A bluesy intro seeps from “Lonely Love,” and though Andy doesn’t have a traditional blues voice he manages to squeeze out what is necessary to infuse the lyric. “She used to live in a cardboard town, with her tail in the air and her face to the ground.” Suggestive? Maybe, but not offensive. This is a slow ballad as well and it tells an excellent countrified story. Other country artists would just have to add heavier steel guitar, fiddle and whatever makes a country song stronger nowadays. Andy has laid out the lyric, the map and the sour taste of a lonely love. Chris Daniels and Andy play the guitars and they stretch the notes out into a blistering painful tone – but all to our listening satisfaction.

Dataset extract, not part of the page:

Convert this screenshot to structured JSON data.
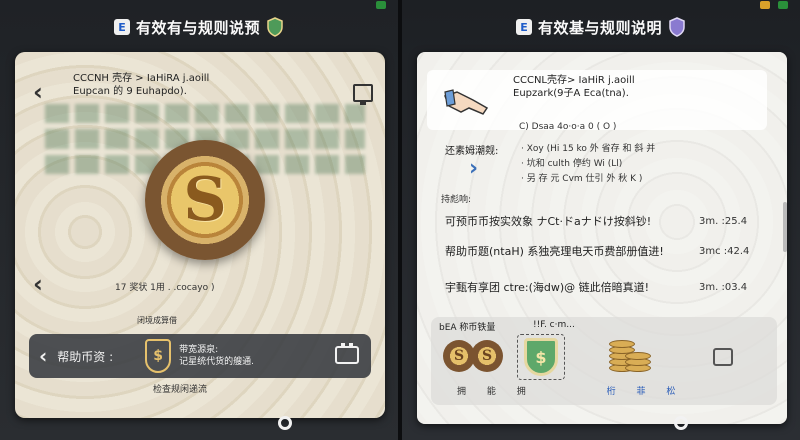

The piano returns on “Jenny’s Masquerade,” – a shy song between youngsters. Despite the loneliness of some tunes, the angst, and the adolescent feel of some lyrics – Andy seems to write songs in a very wise-man style. This is an excellent tune. Invigorating at times, and though Andy’s voice does not have power – there is a sweet strength in his tonality. Beautiful.
Deep bass opens “Bus Driver.” with a crisp beat. My only criticism is that at times it almost sounds like the drummer is mixed down too low. I could hardly hear his performance. There’s nice piano that takes off midway through and that too should have been mixed a little hotter. A great piano piece by Andy himself. The song has all the elements for a great rocker – but, there are areas that are seemingly held back, and the song should’ve been fireworks but came off just like a firecracker. That can be remedied.
In an old-style country manner, “Whispering Moon,” written with Nic Clark – showcases Andy in a more traditional country style. Even the late George Jones could have done this song and with lots of vigor. The guitar interworking’s is tight, and despite the antique arrangement the song holds strong and is a wonderful way to conclude the album. For the most part, the majority of Andy Sydow’s songs are all of a high quality and he should be taken seriously not only as a performer, but as a viable songwriter who has tunes that others can reap.
Only time will tell if he will follow in the footsteps of those I already mentioned as well as Kris Kristofferson, Jerry Jeff Walker, Phil Ochs, Hoyt Axton and the like. The man has stories to tell and he recounts them with style.
The 40-minute album is packaged in a heavy cardboard 4-panel black and red illustration with a stitched 16-page 4-color insert with lyrics and credits. Nice packaging by G. Carr & Salli Ratts of G. Carr Illustration. The album was produced by guitarist and backup vocalist Chris Daniels at both Coupe and Tessitura Studios.
Be sure to read the interview Andy had with No Depression’s Americana Lady in April 2018.
Disclaimer: The opinions expressed in this review/commentary are those of the author and do not necessarily reflect the official position of No Depression. All photography is owned by the respective photographers and is their copyrighted image; credited where photographer’s name was known & being used here solely as a reference and will be removed on request. YouTube images are standard YouTube license.
John Apice / No Depression / November 2018